Is Sitting the Next Great Killer?


Hooookay so, you'll have to forgive me if today's (or rather, this week's) post is a bit short, as I'm heading to Country Fest at Gillette Stadium tomorrow afternoon. Kenny Chesney, Eric Church, and Eli Young Band are all going to be there, and I'm about as excited as a 5th grade girl waiting to see her first Justin Bieber concert. (The slight difference being that Country Fest will be filled with about 300 times more rednecks than a Bieb concert.)

That said, I stumbled on this blog post the other day:  Sitting is the Smoking of Our Generation.  Go ahead and read it, I'll wait for you.

No, seriously.  I'm waiting.. 

Ok, ready?  Before you freak out that you're sitting while reading this blog post, realize that it's still not hurting your health (as well as those around you) as much as smoking.  But, the article goes hand in hand with what I see everyday - many people just don't move outside of the gym.  

Take it for what it's worth, but often times my clients and I find ourselves shoveling against the tide due to all of their sitting.  Sometimes you just need to put the goal of getting people stronger on the backburner (yes, it's true), when someone has crazy imbalances, and are in near debilitating back pain from a long week at a desk.

Anecdotally, I never realized how much sitting was impacting my body while I was at my old desk job.  It wasn't until I switched careers that my back felt umptillion times better, my right hip stopped bothering me, and my leg raise pattern improved quite significantly.

To add to this point, here are a few facts that are pointed out from the article:

  • We often sit more than we sleep (9.3 hours vs. 7.7 hours)
  • For each additional hour of TV that Australians watched, their risk of dying rose by 11% 
  • The lack of physical activity (due to sitting) has an increased risk of heart disease, Type II diabetes, and breast or colon cancer.
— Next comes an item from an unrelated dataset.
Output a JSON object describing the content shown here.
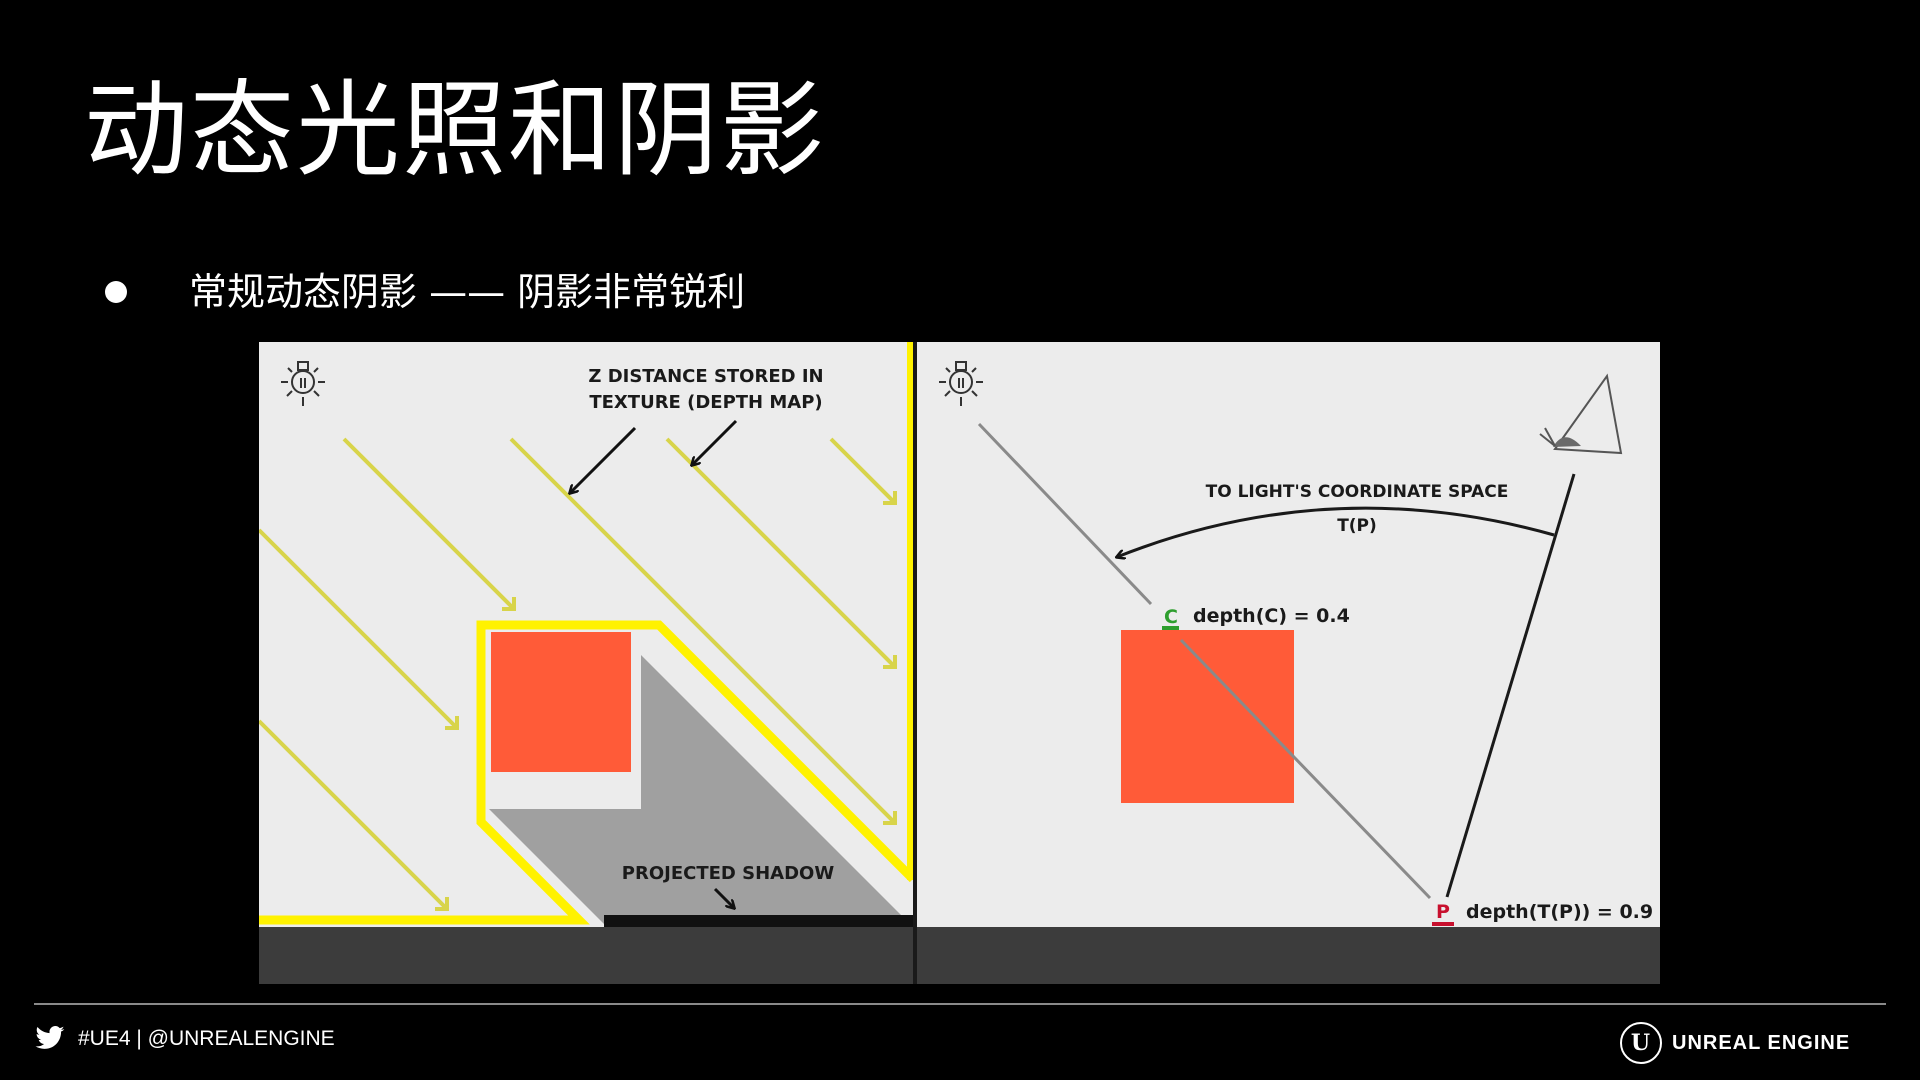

So, sitting is bad.  But, here comes the million dollar question:   what can we do about it? The answer is well, it depends - on both your will to live as long as you can and getting out of your comfort zone.

Sadly, this a reality for most of us!

Sadly, this a reality for most of us!

Below are several ideas that can be used to beat the seat (that's my new phrase) and improve your health:

  • Stand in meetings - this can be a tricky one as standing in a meeting can make others feel awkward (especially if they don't lift heavy things like you do). Going back to my desk job days, I always tried to come up with some sort of excuse to stand in a meeting if everyone else was sitting.  I'd simply say that my back hurt if I sat down, or that standing simply made me "think on my feet....literally."
  • Erect a standing desk - a few of my clients have converted their typical sitting desks to the standing variety, and have had a ton of success in eliminating much of their back pain.  While the logistics can be tough, try it when you can and watch yourself become more awesome.
  • Conduct walking meetings - this one is covered in the blog post I shared above, so I don't need to go into too much detail.  But, I do remember that the few times I actually had a walking meeting with a boss, I can recall much more than any others.
  • Actually take a break every 2-3 hours to walk around - while the recommended amount of time to stand up and take a break is every hour, let's be realistic here.  Not only is taking break a hard thing to do from a concentration perspective, but sometimes, there's just certain people around the office that you don't want to run into.  Antisocial commentary aside, by taking a break every few hours you can take a longer break, avoid them, and walk more.

So, is sitting the next great killer?  The jury is probably out on that one, as there are many more issues that can affect our nation's health (processed food, the loss of social interactions, just to name a few).  But, do what you can to get out of your chair!